The Chamber Orchestra of the Triangle, under the direction of its artistic director Lorenzo Muti, joined forces with the Concert Singers of Cary, Lawrence Speakman, director, and four exceptional local soloists for an outstanding concert titled “Masterpieces of Religious Poetry.”
Specifically, the two poems we heard set to music were book ends of the experience of Mary as the mother of Jesus. The first one was Mary’s response to the news that she would bear the son of God; the Magnificat, from the first chapter of Luke, here set to music by J.S. Bach in 1723. The second poem was the 13th century meditation on Mary’s experience at the foot of the cross as her son was being crucified – the Stabat Mater, as set to music by Giovanni Bautista Pergolesi in 1636.
The soloists for the performance were soprano Andrea Edith Moore, alto Mary Gayle Greene, tenor Aaron Carlyle, and bass Donald Milholin; all familiar to Triangle audiences for their outstanding work in area concert and operatic performances.
The program began with the Stabat Mater, composed by Pergolesi in the last few weeks before he died of tuberculosis at the age of 26. He employed elements of the Baroque era which was in its infancy at this time. His Stabat Mater was innovative in the field of sacred music in the way it offers a very personal response to the religious experience. Though some criticized it for the operatic elements employed, it became very popular after Pergolesi’s death, as evidenced by the large number of copies found remaining in many sites yet today.
The opening verse, sung by the women of the Concert Singers of Cary, expresses Mary’s sorrow as she weeps at the foot of the cross. Through heart-rending suspensions and gentle string accompaniment, Pergolesi puts us in touch with Mary’s sorrow. The second stanza, sung by Moore, expands on the grief of the mother’s experience through an exquisite melody, sung with deeply-felt expression. For the third stanza, Moore was joined by Greene in a duet which further describes Mary’s suffering.
Each verse invites the listener to share the sorrow of the mother and entreats all witnesses in the end to share in the victory of Christ over death. Pergolesi’s music, performed with well-paced and balanced skill by the instrumental ensemble, choristers, and soloists, provided an emotionally charged lovely devotional experience.
After intermission we heard a performance of J.S. Bach’s Magnificat in D, S.243, composed in the full fruition of the Baroque era, some 87 years after Pergolesi’s Stabat Mater. It opens with piccolo trumpets playing a joyous fanfare above the dancing orchestra, which includes flutes and oboes as well as tympani.
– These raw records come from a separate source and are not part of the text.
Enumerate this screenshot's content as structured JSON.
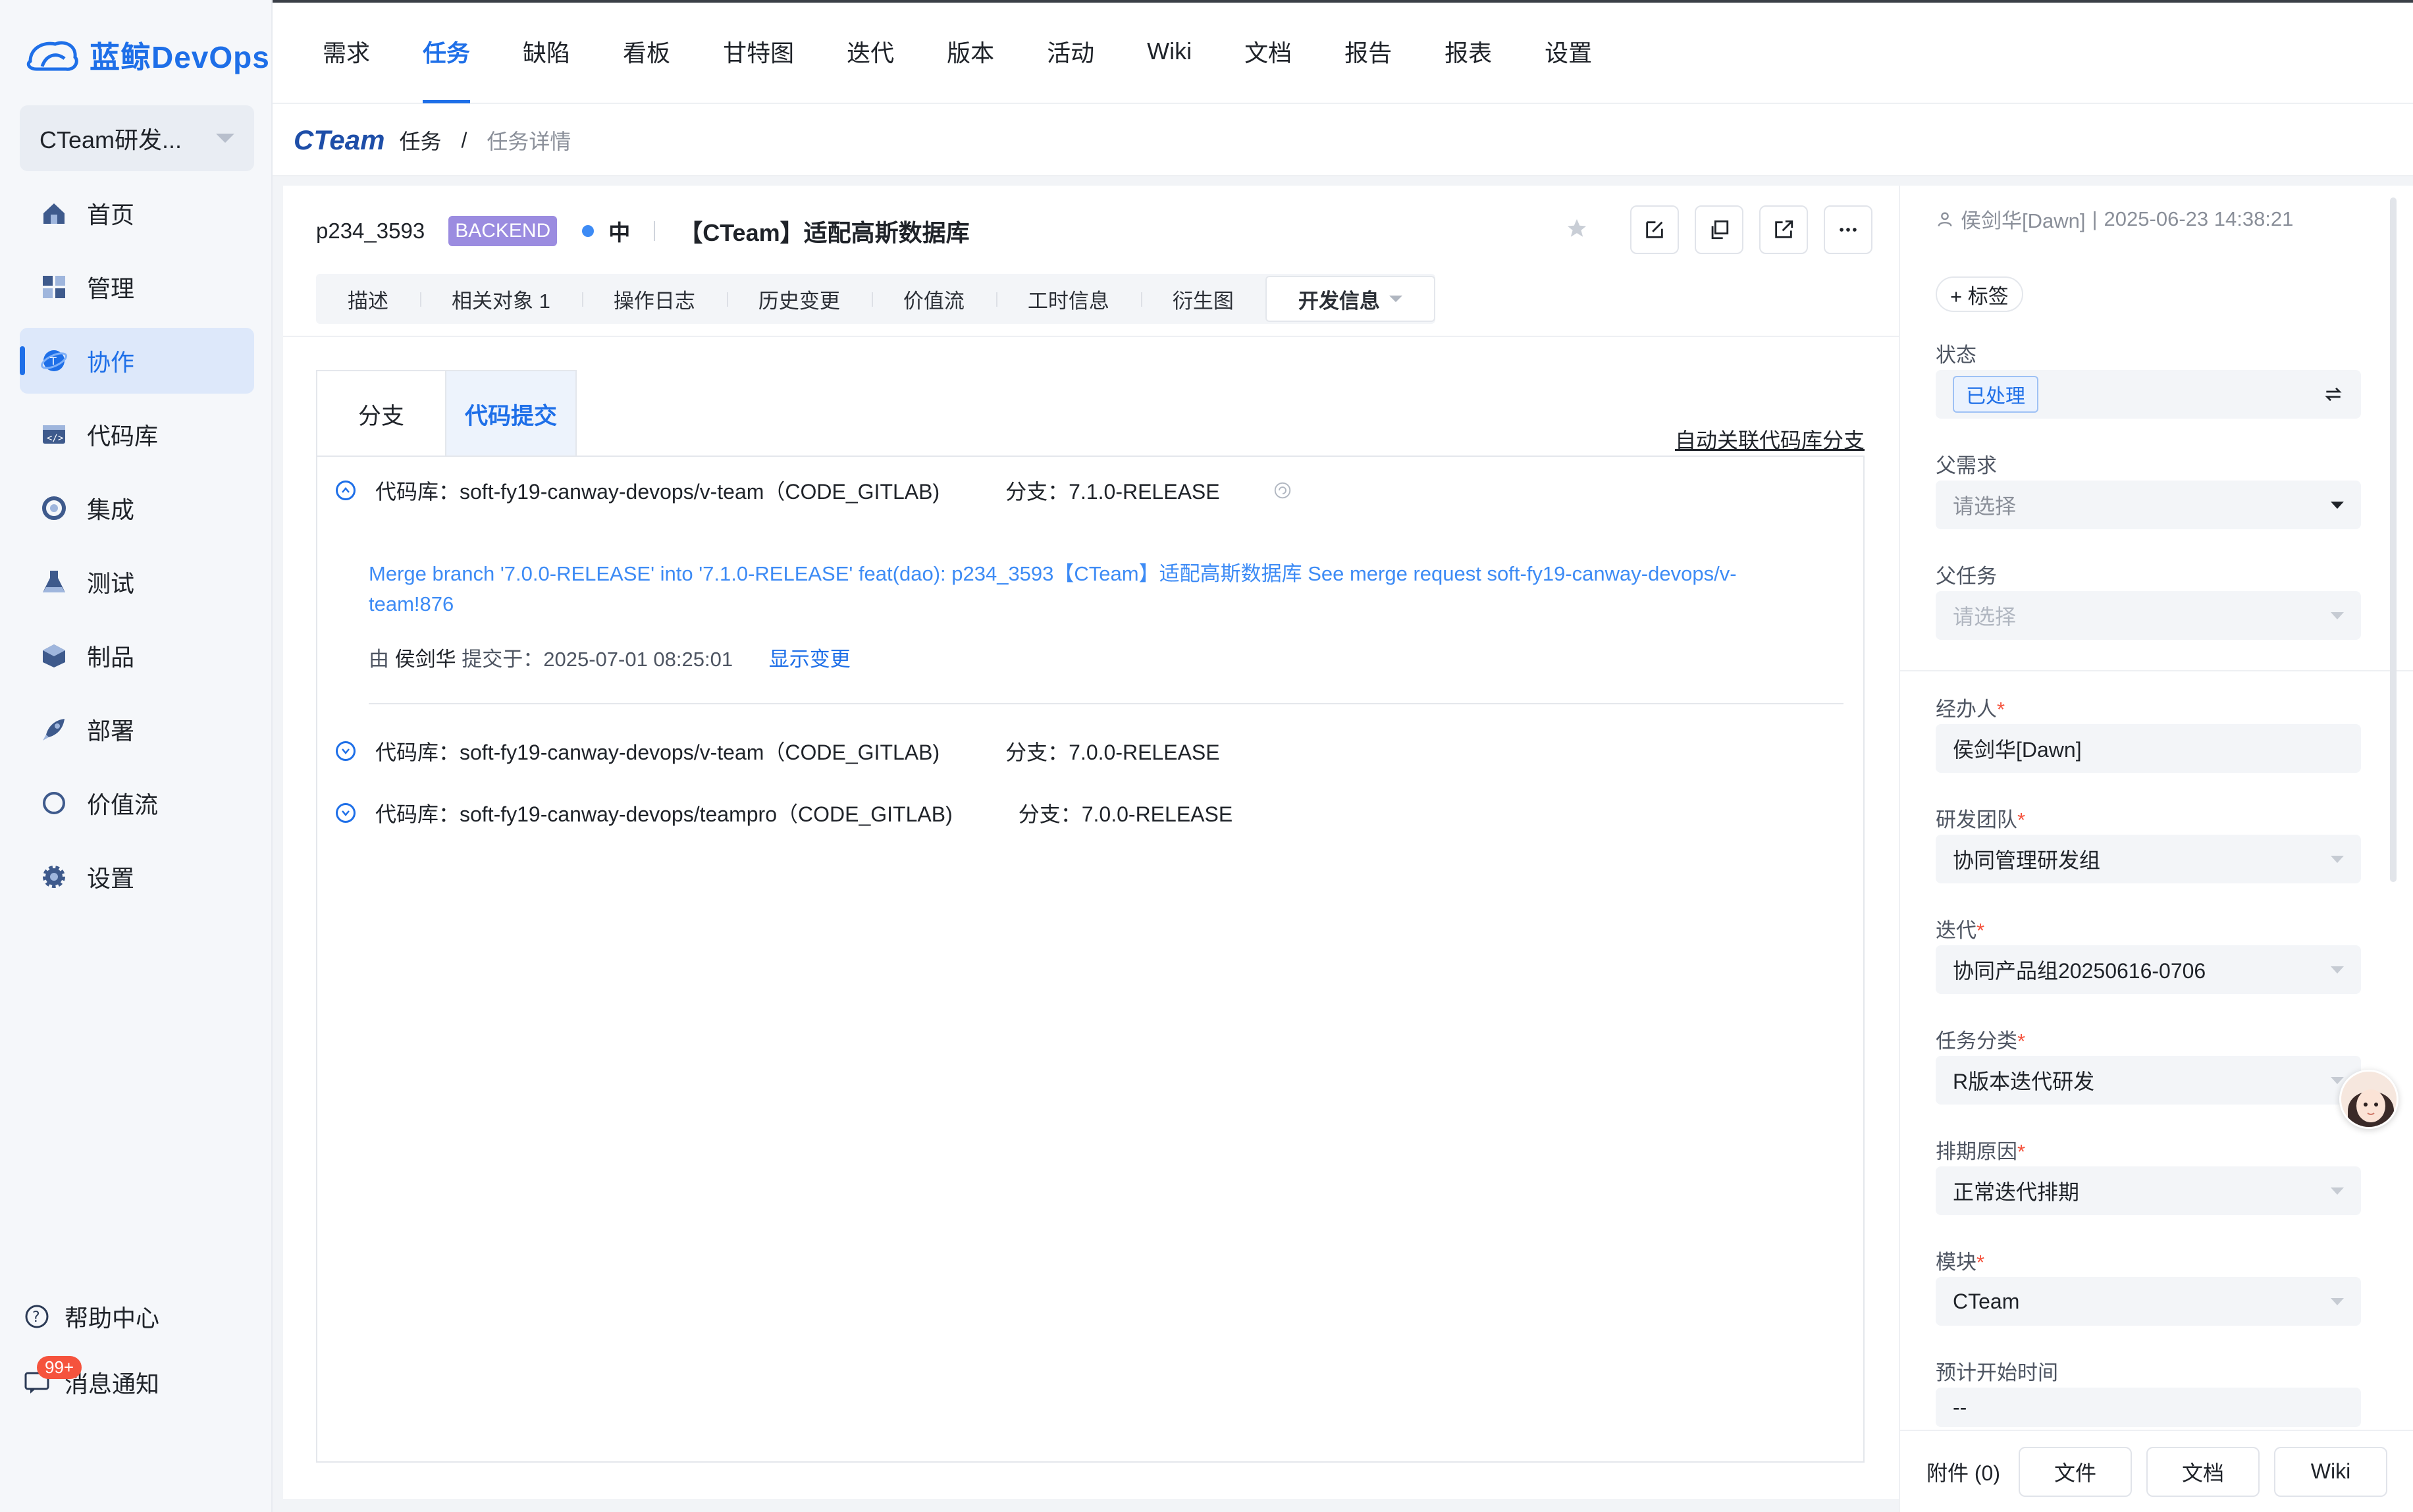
{
  "app": {
    "name": "蓝鲸DevOps"
  },
  "project": {
    "name": "CTeam研发..."
  },
  "sidebar": {
    "items": [
      {
        "label": "首页",
        "icon": "home-icon"
      },
      {
        "label": "管理",
        "icon": "manage-icon"
      },
      {
        "label": "协作",
        "icon": "collaboration-icon",
        "active": true
      },
      {
        "label": "代码库",
        "icon": "code-repo-icon"
      },
      {
        "label": "集成",
        "icon": "integration-icon"
      },
      {
        "label": "测试",
        "icon": "test-icon"
      },
      {
        "label": "制品",
        "icon": "artifact-icon"
      },
      {
        "label": "部署",
        "icon": "deploy-icon"
      },
      {
        "label": "价值流",
        "icon": "value-stream-icon"
      },
      {
        "label": "设置",
        "icon": "settings-icon"
      }
    ],
    "help": "帮助中心",
    "notice": "消息通知",
    "notice_badge": "99+"
  },
  "topnav": [
    "需求",
    "任务",
    "缺陷",
    "看板",
    "甘特图",
    "迭代",
    "版本",
    "活动",
    "Wiki",
    "文档",
    "报告",
    "报表",
    "设置"
  ],
  "breadcrumb": {
    "logo": "CTeam",
    "section": "任务",
    "sep": "/",
    "current": "任务详情"
  },
  "task": {
    "id": "p234_3593",
    "tag": "BACKEND",
    "priority": "中",
    "title": "【CTeam】适配高斯数据库"
  },
  "subtabs": [
    "描述",
    "相关对象 1",
    "操作日志",
    "历史变更",
    "价值流",
    "工时信息",
    "衍生图",
    "开发信息"
  ],
  "panel": {
    "tabs": [
      "分支",
      "代码提交"
    ],
    "auto_link": "自动关联代码库分支",
    "repos": [
      {
        "repo": "代码库：soft-fy19-canway-devops/v-team（CODE_GITLAB)",
        "branch": "分支：7.1.0-RELEASE",
        "expanded": true
      },
      {
        "repo": "代码库：soft-fy19-canway-devops/v-team（CODE_GITLAB)",
        "branch": "分支：7.0.0-RELEASE",
        "expanded": false
      },
      {
        "repo": "代码库：soft-fy19-canway-devops/teampro（CODE_GITLAB)",
        "branch": "分支：7.0.0-RELEASE",
        "expanded": false
      }
    ],
    "commit": {
      "message": "Merge branch '7.0.0-RELEASE' into '7.1.0-RELEASE' feat(dao): p234_3593【CTeam】适配高斯数据库 See merge request soft-fy19-canway-devops/v-team!876",
      "by_prefix": "由",
      "author": "侯剑华",
      "submitted": "提交于：2025-07-01 08:25:01",
      "show_changes": "显示变更"
    }
  },
  "right": {
    "creator": "侯剑华[Dawn]",
    "created_at": "2025-06-23 14:38:21",
    "tag_btn": "+ 标签",
    "status_label": "状态",
    "status_value": "已处理",
    "parent_req_label": "父需求",
    "parent_req_ph": "请选择",
    "parent_task_label": "父任务",
    "parent_task_ph": "请选择",
    "assignee_label": "经办人",
    "assignee": "侯剑华[Dawn]",
    "team_label": "研发团队",
    "team": "协同管理研发组",
    "iteration_label": "迭代",
    "iteration": "协同产品组20250616-0706",
    "category_label": "任务分类",
    "category": "R版本迭代研发",
    "schedule_label": "排期原因",
    "schedule": "正常迭代排期",
    "module_label": "模块",
    "module": "CTeam",
    "start_label": "预计开始时间",
    "start": "--",
    "attachments": "附件 (0)",
    "btn_file": "文件",
    "btn_doc": "文档",
    "btn_wiki": "Wiki"
  },
  "colors": {
    "accent": "#1e6fe8",
    "backend_tag": "#9b8ce0",
    "danger": "#f5533d",
    "link": "#3d8bf5"
  }
}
After about 30 measures, the sopranos enter with a whirling melismatic treatment of the word "magnificat," to be followed by altos and tenors and then basses. The orchestra was outstanding with precise entrances, superbly shaped phrasing, and ideally balanced voicing and ensemble. The trumpets were crisp and light and sparkled with the full orchestral sound.
The choir’s entrance not only matched the orchestra’s joyous ensemble but also added to it. The melismas were both crisp and smooth. The singers' entrances, timing, and cut-offs were precise. The singing was paced by a sense of excitement and joy. I cannot recall having heard a performance that affected me like this. I felt fullness in my chest, and I wanted to get up and dance with abandon.
The second movement, “Et exultavit,” a solo, was sung by Greene. It continues the joy of the opening but in a less extroverted way. The supreme standards set in the opening were continued in every respect. The third movement, “Quia respexit” was rendered by Moore in her rich full-bodied voice, accompanied by one of Bach’s exquisite oboe obbligatos. A more gorgeous setting and rendition of music depicting the simple and humble virgin is unimaginable. The fourth movment, “Omnes generationes,” was sung by the choir with vigor and dignity. The bass solo, “Quia fecit,” sung by Milholin, was accompanied only by the continuo instruments. His deep, rich voice intoned Mary’s gratitude for the great things done for her. In No. 6, “Et misericordia,” God’s mercy is portrayed by an alto and tenor duet accompanied by violins and flutes.
Movement no. 7, “Fecit potentium,” is another powerful chorus that harks back to the first movement including the marvelous trumpets. “Deposuit potentes” was sung by Carlyle and accompanied by violins. “Esurientes,” an alto solo accompanied by two flutes, was sung by Greene.
After two more glorious choruses, Bach concludes the Magnificat with a phenomenal “Gloria Patri.” Changing the time signature from common time to triple meter, the “Gloria Patri” rises from the depths, led by the bases, and then descends from above as though the angels were also joining in. This leads to the glorious music that began the piece which now ties it all together with a thrilling conclusion.
Throughout the performance, the highest standards were maintained. Speakman clearly had the choir prepared for a peak performance. Muti, maintained excellent tempi and phrasing; intonation and ensemble were well-balanced and blended, and the program was a thrill to hear. It was certainly one of the finest performances of this concert season in the Triangle.